The rollout of vaccines in the developed world should allow economies to recover sharply in the second half of the year as normality returns and consumers are finally free to unleash their pent-up savings. We expect that the UK and US will have vaccinated over half their populations in the first half of the year, and the EU will reach that milestone during the summer.
The strong rebound in developed market activity should be supportive of risk assets, and in particular stocks that stand to benefit the most from a rotation from the Covid winners to those that lost out from the pandemic. Europe, the UK and the value style stand out in this respect. The emerging markets could also perform well in this environment, driven by continued strong economic performance in Asia and a gradual decline in the US dollar.
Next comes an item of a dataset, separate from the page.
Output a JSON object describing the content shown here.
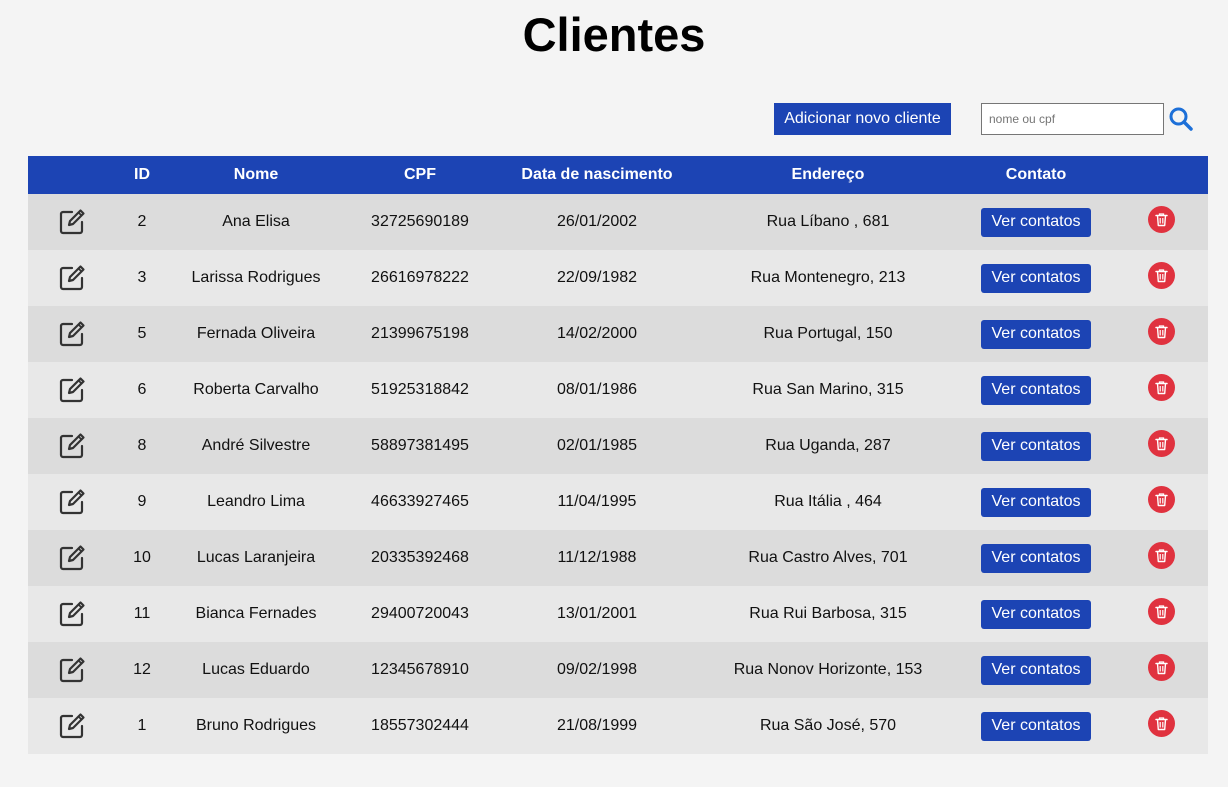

Of course, there remain risks. We are less concerned about the vaccine timetable slipping for logistical reasons, and think that plans could even be accelerated. Governments are under tremendous pressure to at least keep up with their neighbouring counterparts. And given the fiscal cost of maintaining economic restrictions, no expense will be spared in driving the rollout.
Uncertainty around take-up is a hurdle for all countries, and surveys suggest a significant degree of scepticism for the Covid-19 vaccine in Europe. Experience in the UK suggests that as the vaccine rollout is proceeding, public confidence is growing, and many may feel increasingly confident of taking up the vaccine as time progresses.
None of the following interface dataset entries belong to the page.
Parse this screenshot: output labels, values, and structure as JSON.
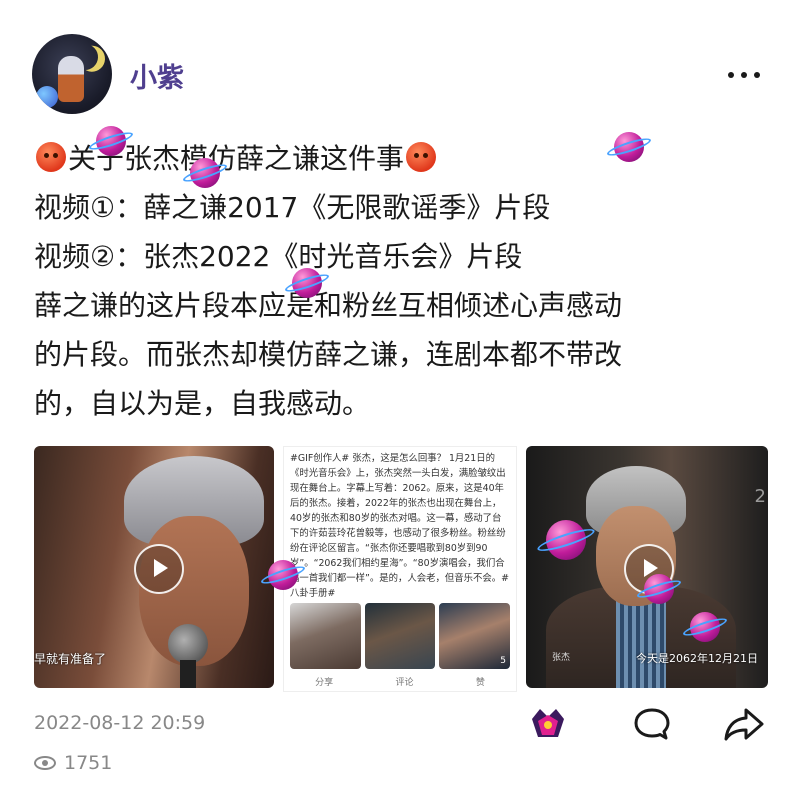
{
  "header": {
    "username": "小紫",
    "more_label": "···"
  },
  "post": {
    "lines": [
      {
        "before_emoji": "",
        "text": "关于张杰模仿薛之谦这件事",
        "after_emoji": ""
      },
      {
        "text": "视频①：薛之谦2017《无限歌谣季》片段"
      },
      {
        "text": "视频②：张杰2022《时光音乐会》片段"
      },
      {
        "text": "薛之谦的这片段本应是和粉丝互相倾述心声感动"
      },
      {
        "text": "的片段。而张杰却模仿薛之谦，连剧本都不带改"
      },
      {
        "text": "的，自以为是，自我感动。"
      }
    ]
  },
  "media": {
    "image1": {
      "caption": "早就有准备了"
    },
    "image2": {
      "text": "#GIF创作人# 张杰，这是怎么回事？ 1月21日的《时光音乐会》上，张杰突然一头白发，满脸皱纹出现在舞台上。字幕上写着：2062。原来，这是40年后的张杰。接着，2022年的张杰也出现在舞台上，40岁的张杰和80岁的张杰对唱。这一幕，感动了台下的许茹芸玲花曾毅等，也感动了很多粉丝。粉丝纷纷在评论区留言。“张杰你还要唱歌到80岁到90岁”。“2062我们相约星海”。“80岁演唱会，我们合唱一首我们都一样”。是的，人会老，但音乐不会。#八卦手册#",
      "count": "5",
      "actions": [
        "分享",
        "评论",
        "赞"
      ]
    },
    "image3": {
      "name_tag": "张杰",
      "subtitle": "今天是2062年12月21日",
      "corner_number": "2"
    }
  },
  "footer": {
    "timestamp": "2022-08-12 20:59",
    "views": "1751"
  },
  "colors": {
    "username": "#4f3f8f",
    "meta_text": "#888888",
    "body_text": "#1a1a1a"
  }
}
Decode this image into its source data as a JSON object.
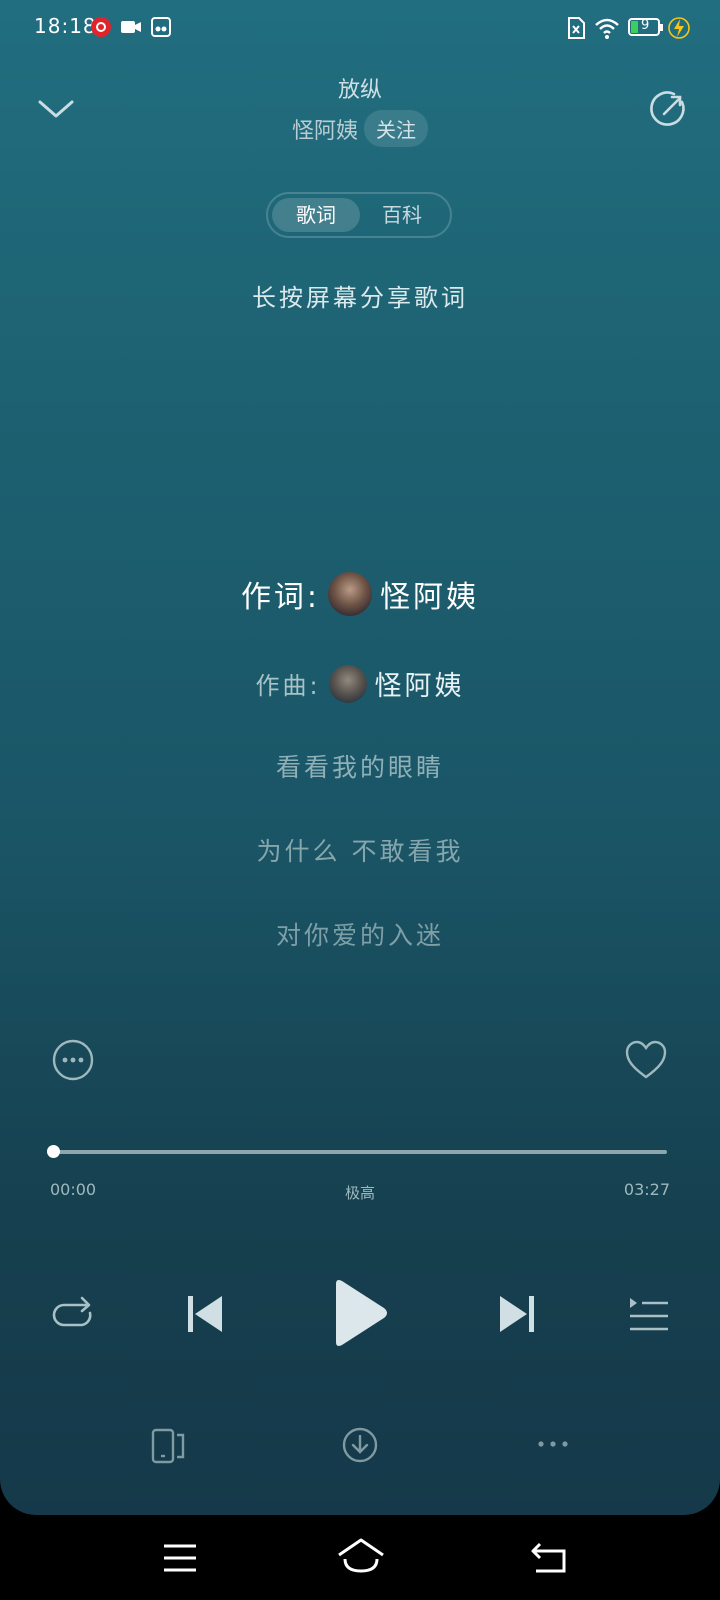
{
  "status_bar": {
    "time": "18:18",
    "battery_level": "9"
  },
  "header": {
    "song_title": "放纵",
    "artist": "怪阿姨",
    "follow_label": "关注"
  },
  "tabs": [
    {
      "label": "歌词",
      "active": true
    },
    {
      "label": "百科",
      "active": false
    }
  ],
  "lyrics": {
    "share_hint": "长按屏幕分享歌词",
    "lyricist_label": "作词:",
    "lyricist_name": "怪阿姨",
    "composer_label": "作曲:",
    "composer_name": "怪阿姨",
    "lines": [
      "看看我的眼睛",
      "为什么 不敢看我",
      "对你爱的入迷"
    ]
  },
  "player": {
    "current_time": "00:00",
    "total_time": "03:27",
    "quality": "极高",
    "progress": 0
  },
  "icons": {
    "colors": {
      "accent": "#ffffff",
      "muted": "#9fb8be",
      "charging": "#f5c518",
      "battery": "#3ecf5a"
    }
  }
}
The key risk is that the virus mutates to a new variant that makes the currently approved vaccines ineffective. There is also the risk that vaccine efficacy is lower than initially reported, either among the older population, or across the population from altering the time between first and second doses. Data from trials hasn’t been completely comprehensive in these areas. Many of these risks could be addressed – and rather than derailing the recovery completely, could just provide a setback while new formulations are found. However, we think it prudent for investors to maintain tail-risk protection such as through long-duration government bonds or dynamic fixed income and macro strategies.